The rich don't need it, therefore, there is a concerted and relentless effort in Washington to destroy it, primarily by defunding it or privatizing it.
In Washington, wrote Chaomsky presciently, the idea is to defund something so that it can't work, and then people will be so angry they will be happy to see it destroyed. That is how resistance is overcome. We can see this idea unfold today with health care, the government is openly doing everything they can to defund and destroy the existing system so that people will hate it so much they won't care if it is taken away.
And the masters have done a remarkable job of convincing the very people who will suffer the most to embrace the destruction of their very own health care. If you read Adam Smith, you will easily grasp the principle behind this cruel policy – if programs like that are destroyed, taxes will be lower for the wealthy and they can make even more money they don't need and can barely spend.
My political philosophy is Solidarity.
Sympathy and empathy are precious political goals for me, and I have yet to find my party or candidate. I can try to practice these ideas in my own life. I have empathy for the residents of the Mansion, I know what will happen to them is Medicaid is cut further, as many people Congress is eager to do. I have sympathy for the refugees and immigrants, who come her in peace and good faith to be safe and prosperous and for their children to be able to live and prosper here.
Adam Smith was certainly honest, if not particularly empathetic. The very point of government, he wrote, is to protect the rich from the poor and keep them at bay.
"It is not from the benevolence of the butcher, the brewer, or the baker that we expect our dinner," Smith wrote, "but from their regard to their own self-interest. We address ourselves not to their humanity but to their self-love, and never talk to them of our own necessities, but of their advantages”
Why does this sound to familiar to me, so contemporary? It makes me queasy, almost ill.
I have empathy for the hard working people who have come here illegally to work hard and support their families, I think my Solidarity Party would look for ways to help them to contribute and keep their lives intact and their families together.
To me, every great leader – Gandhi, Mandela, Jefferson, Hamilton, King – has embraced the idea of solidarity, the idea that you are supposed to care about other people, not only yourself. For me, that is the black hole into which I sometimes feel we are descending, the lack of sympathy and concern for others.

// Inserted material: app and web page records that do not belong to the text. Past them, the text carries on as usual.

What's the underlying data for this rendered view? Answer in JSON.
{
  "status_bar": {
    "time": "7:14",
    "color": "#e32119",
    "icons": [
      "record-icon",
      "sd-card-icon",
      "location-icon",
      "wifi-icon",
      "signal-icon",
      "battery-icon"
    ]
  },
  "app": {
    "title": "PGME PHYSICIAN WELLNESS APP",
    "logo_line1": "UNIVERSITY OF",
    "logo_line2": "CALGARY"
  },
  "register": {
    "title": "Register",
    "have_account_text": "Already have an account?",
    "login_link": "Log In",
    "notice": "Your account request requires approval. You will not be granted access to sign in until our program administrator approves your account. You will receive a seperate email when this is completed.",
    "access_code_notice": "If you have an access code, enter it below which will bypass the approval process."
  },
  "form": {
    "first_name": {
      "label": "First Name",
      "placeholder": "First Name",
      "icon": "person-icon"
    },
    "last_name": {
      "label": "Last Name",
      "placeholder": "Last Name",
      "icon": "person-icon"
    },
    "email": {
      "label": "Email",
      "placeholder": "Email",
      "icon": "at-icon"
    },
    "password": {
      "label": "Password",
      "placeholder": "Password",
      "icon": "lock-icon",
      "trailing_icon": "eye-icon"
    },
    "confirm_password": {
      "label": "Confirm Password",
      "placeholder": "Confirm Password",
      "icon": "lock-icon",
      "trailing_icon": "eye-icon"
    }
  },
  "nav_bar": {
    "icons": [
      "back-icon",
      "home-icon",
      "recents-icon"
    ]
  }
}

I will keep it alive in my own life, and hope it is born again in the wider world. I believe it will be, it is a much more powerful idea than greed.